* [Work to complete]
Every line with the string "JSON" must be copied from the entries below.

BEGIN Records supplied

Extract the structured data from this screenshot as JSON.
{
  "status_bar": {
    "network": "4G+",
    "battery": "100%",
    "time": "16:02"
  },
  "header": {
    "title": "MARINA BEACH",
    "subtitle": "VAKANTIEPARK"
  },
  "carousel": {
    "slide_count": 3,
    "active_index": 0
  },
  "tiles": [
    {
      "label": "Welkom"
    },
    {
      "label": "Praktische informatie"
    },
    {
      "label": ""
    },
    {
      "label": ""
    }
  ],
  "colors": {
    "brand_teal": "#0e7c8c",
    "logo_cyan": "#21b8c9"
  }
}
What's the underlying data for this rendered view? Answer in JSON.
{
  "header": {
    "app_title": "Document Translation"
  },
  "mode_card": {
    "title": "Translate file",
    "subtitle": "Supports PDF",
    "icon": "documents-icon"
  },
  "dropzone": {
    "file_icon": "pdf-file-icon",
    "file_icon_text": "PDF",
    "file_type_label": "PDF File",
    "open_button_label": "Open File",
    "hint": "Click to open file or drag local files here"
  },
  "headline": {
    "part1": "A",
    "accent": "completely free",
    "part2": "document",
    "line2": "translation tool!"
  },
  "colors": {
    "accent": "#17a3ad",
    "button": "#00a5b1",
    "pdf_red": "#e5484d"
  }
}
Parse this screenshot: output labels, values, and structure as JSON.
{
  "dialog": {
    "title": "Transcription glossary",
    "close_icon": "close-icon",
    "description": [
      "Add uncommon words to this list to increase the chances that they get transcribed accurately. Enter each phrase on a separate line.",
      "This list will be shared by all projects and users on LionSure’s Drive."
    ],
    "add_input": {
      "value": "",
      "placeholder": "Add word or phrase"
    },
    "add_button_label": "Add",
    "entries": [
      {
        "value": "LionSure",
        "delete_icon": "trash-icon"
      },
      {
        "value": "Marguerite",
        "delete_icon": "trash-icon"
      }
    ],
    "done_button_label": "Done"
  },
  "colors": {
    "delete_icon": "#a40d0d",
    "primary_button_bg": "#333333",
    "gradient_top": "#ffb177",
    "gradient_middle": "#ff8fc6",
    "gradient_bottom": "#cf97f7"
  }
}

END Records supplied

* [Solution to this problem]
Extract the structured data from this screenshot as JSON.
What's the underlying data for this rendered view? Answer in JSON.
Parse this screenshot: output labels, values, and structure as JSON.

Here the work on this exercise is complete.